Plan the perfect desert adventure during this full-day excursion combining sightseeing and a scenic boating trip on the Colorado River. Tour the Painted Desert and shop for Native American crafts at Cameron Trading Post. Then board a boat for a scenic Colorado River float, passing below the 1,000-foot (300-meter) tall walls of Glen Canyon, the famous “Balancing Rocks,” and much more.
Voted on Trip Advisor as the most popular Grand Canyon day tour. This is the best way to enjoy the Grand Canyon without doing any strenuous hiking. Nearly five millions people come to see the Canyon each year and many spend much of their time trying to figure out what to do. Our profess … More

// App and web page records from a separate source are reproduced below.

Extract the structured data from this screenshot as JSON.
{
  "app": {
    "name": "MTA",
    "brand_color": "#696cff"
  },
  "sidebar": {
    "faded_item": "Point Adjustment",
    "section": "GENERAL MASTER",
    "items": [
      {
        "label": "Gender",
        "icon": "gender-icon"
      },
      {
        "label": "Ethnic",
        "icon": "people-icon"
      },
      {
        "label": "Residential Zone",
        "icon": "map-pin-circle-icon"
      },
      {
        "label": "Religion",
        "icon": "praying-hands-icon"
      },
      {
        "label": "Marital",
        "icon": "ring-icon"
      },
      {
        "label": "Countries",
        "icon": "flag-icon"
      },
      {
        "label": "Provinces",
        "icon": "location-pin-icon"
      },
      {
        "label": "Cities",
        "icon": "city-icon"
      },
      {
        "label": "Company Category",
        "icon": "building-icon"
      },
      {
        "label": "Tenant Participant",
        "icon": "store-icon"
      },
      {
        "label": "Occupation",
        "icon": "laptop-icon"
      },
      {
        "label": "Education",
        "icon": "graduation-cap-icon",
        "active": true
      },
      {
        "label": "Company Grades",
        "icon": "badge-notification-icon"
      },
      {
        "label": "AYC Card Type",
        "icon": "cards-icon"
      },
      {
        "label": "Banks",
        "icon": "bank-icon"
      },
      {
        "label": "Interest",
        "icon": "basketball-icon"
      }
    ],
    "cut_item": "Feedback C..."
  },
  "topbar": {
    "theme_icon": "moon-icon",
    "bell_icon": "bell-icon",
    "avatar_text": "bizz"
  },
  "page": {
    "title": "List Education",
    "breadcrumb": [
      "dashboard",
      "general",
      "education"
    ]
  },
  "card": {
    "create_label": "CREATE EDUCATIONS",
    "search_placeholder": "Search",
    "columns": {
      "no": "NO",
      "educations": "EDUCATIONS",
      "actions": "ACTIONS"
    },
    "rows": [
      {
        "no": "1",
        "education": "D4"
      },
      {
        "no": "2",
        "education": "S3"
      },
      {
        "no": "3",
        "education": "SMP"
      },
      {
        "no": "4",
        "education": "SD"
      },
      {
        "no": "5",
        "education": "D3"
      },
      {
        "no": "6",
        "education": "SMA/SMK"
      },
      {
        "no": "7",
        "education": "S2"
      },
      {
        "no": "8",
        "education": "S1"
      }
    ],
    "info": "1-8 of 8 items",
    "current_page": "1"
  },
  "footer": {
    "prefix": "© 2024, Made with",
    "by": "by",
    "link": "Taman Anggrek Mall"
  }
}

Voted on Trip Advisor as the most popular Grand Canyon day tour. This is the best way to enjoy the Grand Canyon without doing any strenuous hiking. Nearly five millions people come to see the Canyon each year and many spend much of their time trying to figure out what to do. Our professional guides will make sure you get the most out of your trip. While touring in comfort you will learn about the geology and history of one of the Seven Natural Wonders of the World. The day tour includes short walks to some incredible "less-used" outlooks, a looking into some of the areas most impressive historic buildings, and time to browse resident art galleries and gift shops.
Spend a day exploring the Grand Canyon's Inner Gorge on a full-day excursion from Flagstaff—ideal for travelers of all ages and physical conditions. With this tour, save time searching for parking or waiting in the visitor center’s long lines, and journey 5,000 feet (1,524 meters) to th … More
Spend a day exploring the Grand Canyon's Inner Gorge on a full-day excursion from Flagstaff—ideal for travelers of all ages and physical conditions. With this tour, save time searching for parking or waiting in the visitor center’s long lines, and journey 5,000 feet (1,524 meters) to the bottom of the canyon in an air-conditioned, off-road vehicle. This leaves just enough time for lunch at the river’s edge.